Genome-wide association study of heavy smoking and daily/nondaily smoking in the Hispanic Community Health Study / Study of Latinos (HCHS/SOL)
Saccone, N. L., Emery, L. S., Sofer, T., Gogarten, S. M., Becker, D. M., Bottinger, E. P., ... Kaplan, R. C. (2018). Genome-wide association study of heavy smoking and daily/nondaily smoking in the Hispanic Community Health Study / Study of Latinos (HCHS/SOL). Nicotine and Tobacco Research, 20(4), 448–457. DOI: 10.1093/ntr/ntx107
Introduction: Genetic variants associated with nicotine dependence have previously been identified, primarily in European-ancestry populations. No genome-wide association studies (GWAS) have been reported for smoking behaviors in Hispanics/Latinos in the U.S. and Latin America, who are of mixed ancestry with European, African, and American Indigenous components.
Methods: We examined genetic associations with smoking behaviors in the Hispanic Community Health Study/Study of Latinos (HCHS/SOL) [N=12,741 with smoking data, 5,119 ever smokers], using ~2.3 million genotyped variants imputed to the 1000 Genomes Project phase 3. Mixed logistic regression models accounted for population structure, sampling, relatedness, sex, and age.
Results: The known region of CHRNA5, which encodes the α5 cholinergic nicotinic receptor subunit, was associated with heavy smoking at genome-wide significance (p ≤ 5×10-8) in a comparison of 1,929 ever smokers reporting cigarettes-per-day (CPD) > 10 versus 3,156 reporting CPD ≤ 10. The functional variant rs16969968 in CHRNA5 had a p-value of 2.20×10-7 and odds ratio of 1.32 for the minor allele (A); its minor allele frequency was 0.22 overall and similar across Hispanic/Latino background groups (Central American=0.17; South American=0.19; Mexican=0.18; Puerto Rican=0.22; Cuban=0.29; Dominican=0.19). CHRNA4 on chromosome 20 attained p < 10-4, supporting prior findings in non-Hispanics.

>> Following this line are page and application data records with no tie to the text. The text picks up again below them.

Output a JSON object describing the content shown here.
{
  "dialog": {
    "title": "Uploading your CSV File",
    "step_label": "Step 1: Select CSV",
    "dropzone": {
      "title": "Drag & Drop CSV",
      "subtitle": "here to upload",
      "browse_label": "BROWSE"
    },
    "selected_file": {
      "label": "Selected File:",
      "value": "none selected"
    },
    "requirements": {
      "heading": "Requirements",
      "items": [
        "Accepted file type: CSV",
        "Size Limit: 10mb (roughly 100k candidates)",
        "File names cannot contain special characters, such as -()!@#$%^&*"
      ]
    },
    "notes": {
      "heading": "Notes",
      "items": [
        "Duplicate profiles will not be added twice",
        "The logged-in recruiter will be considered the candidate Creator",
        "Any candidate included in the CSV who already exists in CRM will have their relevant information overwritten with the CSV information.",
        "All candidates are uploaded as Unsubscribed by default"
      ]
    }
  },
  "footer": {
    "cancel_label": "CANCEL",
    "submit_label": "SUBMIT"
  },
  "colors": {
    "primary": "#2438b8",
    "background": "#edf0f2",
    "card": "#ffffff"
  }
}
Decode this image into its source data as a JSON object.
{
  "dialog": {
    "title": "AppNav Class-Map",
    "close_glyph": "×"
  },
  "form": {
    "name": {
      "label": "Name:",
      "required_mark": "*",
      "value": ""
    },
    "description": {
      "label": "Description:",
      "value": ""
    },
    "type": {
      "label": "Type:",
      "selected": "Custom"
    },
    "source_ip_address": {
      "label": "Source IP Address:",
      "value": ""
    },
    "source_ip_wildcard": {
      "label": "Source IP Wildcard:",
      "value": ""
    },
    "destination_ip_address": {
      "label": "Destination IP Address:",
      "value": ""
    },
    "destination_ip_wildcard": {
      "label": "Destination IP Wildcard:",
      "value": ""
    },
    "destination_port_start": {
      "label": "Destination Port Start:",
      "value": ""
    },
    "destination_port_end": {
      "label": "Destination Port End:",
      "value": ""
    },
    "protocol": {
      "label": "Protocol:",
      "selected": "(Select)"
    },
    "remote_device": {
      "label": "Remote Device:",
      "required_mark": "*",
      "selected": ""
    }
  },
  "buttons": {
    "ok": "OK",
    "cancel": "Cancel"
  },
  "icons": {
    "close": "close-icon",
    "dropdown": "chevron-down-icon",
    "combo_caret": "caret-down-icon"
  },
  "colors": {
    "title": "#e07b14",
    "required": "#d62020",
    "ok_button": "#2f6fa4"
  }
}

For nondaily smoking, which is prevalent in Hispanic/Latino smokers, compared to daily smoking, loci on chromosomes 2 and 4 achieved genome-wide significance; replication attempts were limited by small Hispanic/Latino sample sizes.
Conclusions: Associations of nicotinic receptor gene variants with smoking, first reported in non-Hispanic European-ancestry populations, generalized to Hispanics/Latinos despite different patterns of smoking behavior.